If you read this blog on a regular basis, you know how important I believe Internet governance is to Canadians. You’ll also know that I think it is the responsibility of organizations like CIRA – those on the ‘inside of the Internet governance world – to not only talk about what we do, but also to listen as well. It is only when we listen that we can approach international fora like the Internet Governance Forum and ICANN with positions that reflect the needs and opinions of the people we represent.

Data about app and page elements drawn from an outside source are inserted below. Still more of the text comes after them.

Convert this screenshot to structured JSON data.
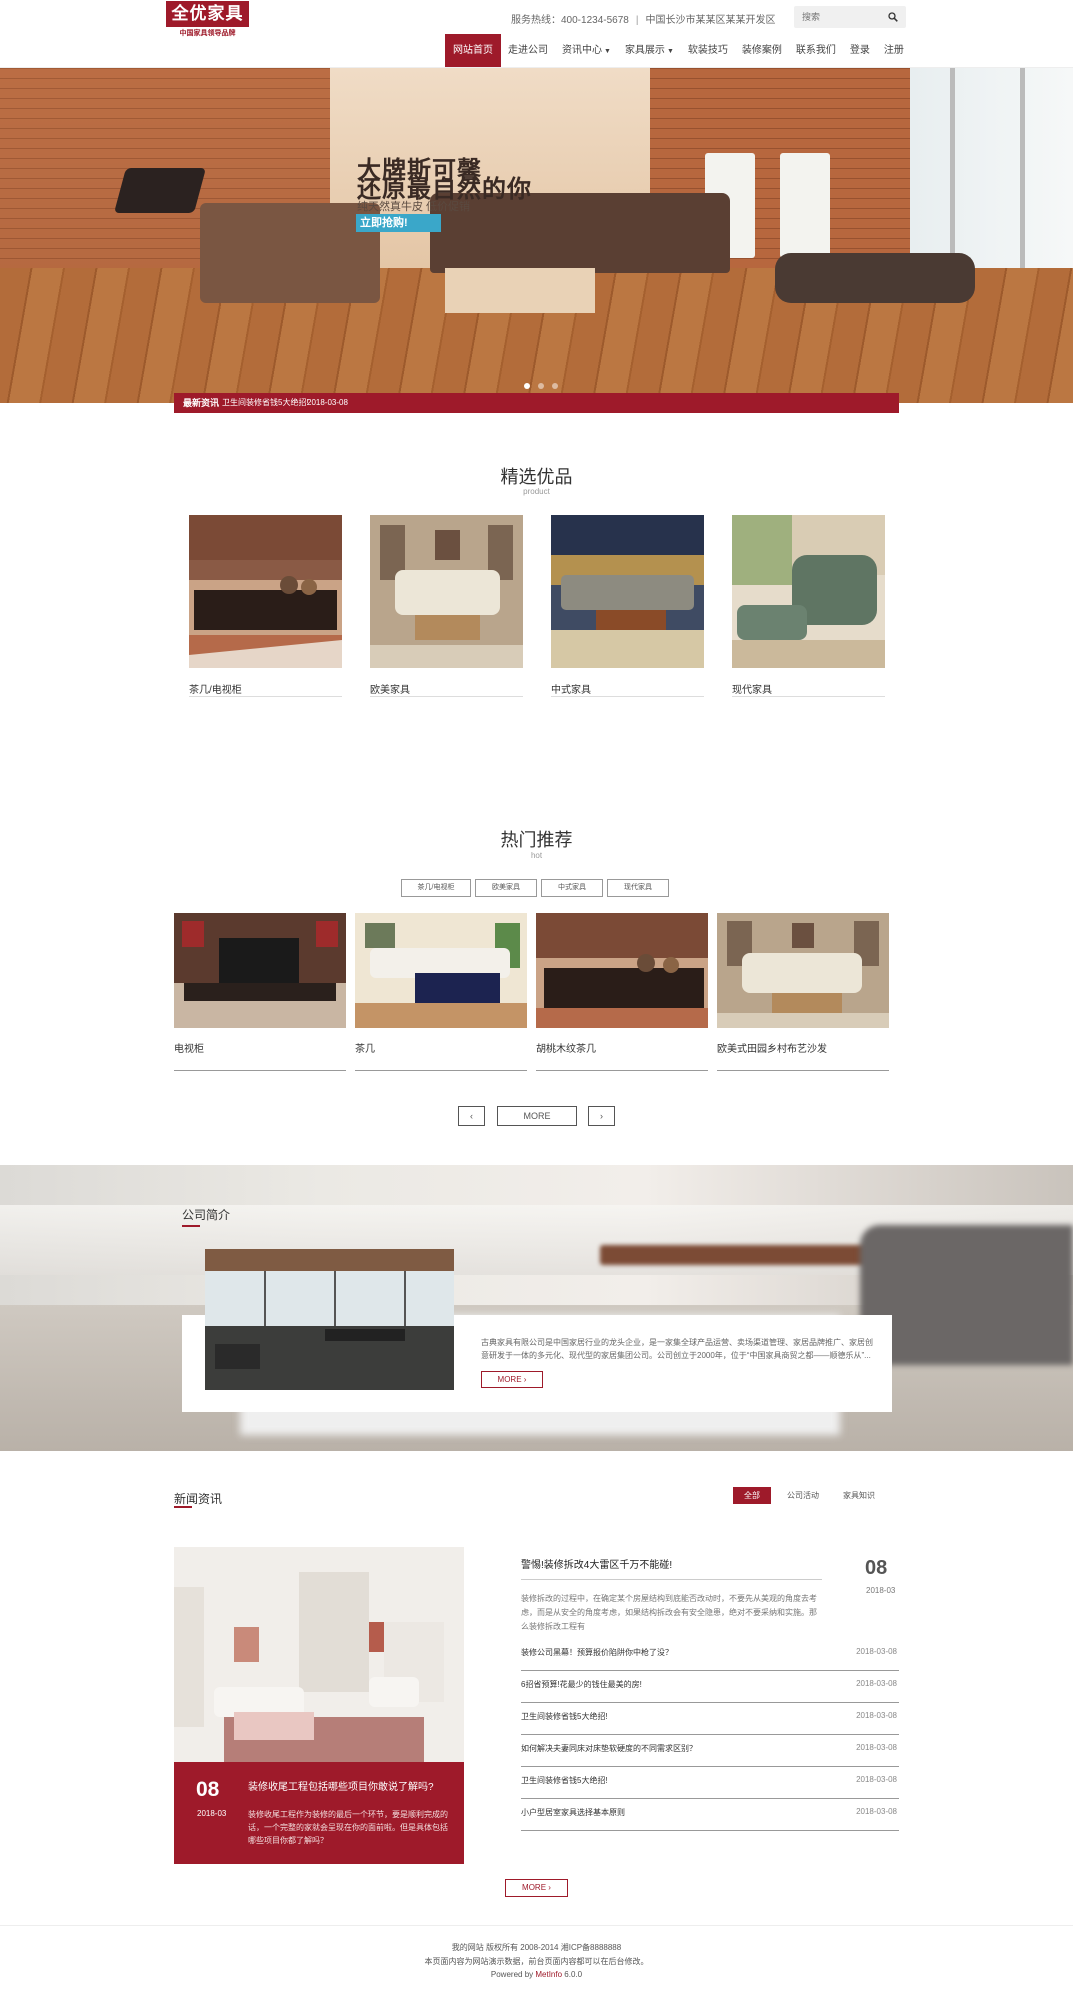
{
  "header": {
    "logo_text": "全优家具",
    "logo_sub": "中国家具领导品牌",
    "hotline": "服务热线：400-1234-5678",
    "separator": "|",
    "address": "中国长沙市某某区某某开发区",
    "search_placeholder": "搜索",
    "nav": [
      {
        "label": "网站首页",
        "active": true
      },
      {
        "label": "走进公司"
      },
      {
        "label": "资讯中心",
        "dropdown": true
      },
      {
        "label": "家具展示",
        "dropdown": true
      },
      {
        "label": "软装技巧"
      },
      {
        "label": "装修案例"
      },
      {
        "label": "联系我们"
      },
      {
        "label": "登录"
      },
      {
        "label": "注册"
      }
    ]
  },
  "banner": {
    "headline_1": "大牌斯可馨",
    "headline_2": "还原最自然的你",
    "subline": "纯天然真牛皮 低价促销",
    "cta": "立即抢购!",
    "slides_total": 3,
    "slide_active": 1
  },
  "ticker": {
    "label": "最新资讯",
    "text": "卫生间装修省钱5大绝招!",
    "date": "2018-03-08"
  },
  "products": {
    "title": "精选优品",
    "subtitle": "product",
    "items": [
      {
        "name": "茶几/电视柜"
      },
      {
        "name": "欧美家具"
      },
      {
        "name": "中式家具"
      },
      {
        "name": "现代家具"
      }
    ]
  },
  "hot": {
    "title": "热门推荐",
    "subtitle": "hot",
    "tabs": [
      "茶几/电视柜",
      "欧美家具",
      "中式家具",
      "现代家具"
    ],
    "items": [
      {
        "name": "电视柜"
      },
      {
        "name": "茶几"
      },
      {
        "name": "胡桃木纹茶几"
      },
      {
        "name": "欧美式田园乡村布艺沙发"
      }
    ],
    "prev": "‹",
    "more": "MORE",
    "next": "›"
  },
  "about": {
    "title": "公司简介",
    "text": "古典家具有限公司是中国家居行业的龙头企业，是一家集全球产品运营、卖场渠道管理、家居品牌推广、家居创意研发于一体的多元化、现代型的家居集团公司。公司创立于2000年，位于“中国家具商贸之都——顺德乐从”...",
    "more": "MORE",
    "more_arrow": "›"
  },
  "news": {
    "title": "新闻资讯",
    "tabs": [
      {
        "label": "全部",
        "active": true
      },
      {
        "label": "公司活动"
      },
      {
        "label": "家具知识"
      }
    ],
    "featured": {
      "day": "08",
      "year_month": "2018-03",
      "title": "装修收尾工程包括哪些项目你敢说了解吗?",
      "desc": "装修收尾工程作为装修的最后一个环节，要是顺利完成的话，一个完整的家就会呈现在你的面前啦。但是具体包括哪些项目你都了解吗？"
    },
    "top": {
      "title": "警惕!装修拆改4大雷区千万不能碰!",
      "desc": "装修拆改的过程中，在确定某个房屋结构到底能否改动时，不要先从美观的角度去考虑，而是从安全的角度考虑，如果结构拆改会有安全隐患，绝对不要采纳和实施。那么装修拆改工程有",
      "day": "08",
      "year_month": "2018-03"
    },
    "list": [
      {
        "title": "装修公司黑幕！预算报价陷阱你中枪了没？",
        "date": "2018-03-08"
      },
      {
        "title": "6招省预算!花最少的钱住最美的房!",
        "date": "2018-03-08"
      },
      {
        "title": "卫生间装修省钱5大绝招!",
        "date": "2018-03-08"
      },
      {
        "title": "如何解决夫妻同床对床垫软硬度的不同需求区别？",
        "date": "2018-03-08"
      },
      {
        "title": "卫生间装修省钱5大绝招!",
        "date": "2018-03-08"
      },
      {
        "title": "小户型居室家具选择基本原则",
        "date": "2018-03-08"
      }
    ],
    "more": "MORE",
    "more_arrow": "›"
  },
  "footer": {
    "line1": "我的网站 版权所有 2008-2014 湘ICP备8888888",
    "line2": "本页面内容为网站演示数据，前台页面内容都可以在后台修改。",
    "powered_prefix": "Powered by",
    "powered_brand": "MetInfo",
    "powered_version": "6.0.0"
  },
  "colors": {
    "brand": "#9e1a2a",
    "banner_cta": "#3aa7c9"
  }
}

One of CIRA’s larger initiatives this year is the Canadian Internet Forum, or CIF. With the CIF, we are engaging with Canadians about the future of the Internet in Canada; how it should be developed, deployed and governed in Canada. We’ve been working with the International Institute for Sustainable Development (IISD) and the Media Awareness Network (MNet) on the CIF to carry out this important process.
In November 2010, we hosted six face-to-face consultations across Canada with opinion leaders about their views of the role of the Internet in Canada. Since then, we have facilitated an online dialogue with CIRA Members.
Today, I’m happy to announce that this discussion is now open to all Canadians.
If you have an interest in how the Internet is run (and let’s face it, if you’re reading this blog you probably do) please take the time to engage in the dialogue. The Internet belongs to us all, and I believe it’s important for the people and organizations that use it have a say in how it’s run. The discussion forum is here. Visit often and please comment and engage with each other.
Results from the six consultations (available here), along with the discussion on the forum, will be presented at a free public event – the Canadian Internet Forum – on February 25, 2011 in Ottawa. A panel of Canadian experts will discuss the findings, and leading Canadian technology visionary Leonard Brody will provide the keynote address.
The event will also feature sessions for participants to provide their feedback and ideas about Internet governance in Canada and internationally.
If you won’t be in Ottawa on February 25, you can participate via webcast. The results on the national event will be included in a white paper for presentation to the international Internet Governance Forum, a United Nations entity where nations, the private sector and non-governmental organizations convene to discuss Internet-related issues.
What ideas are you going to share on the CIF discussion forum?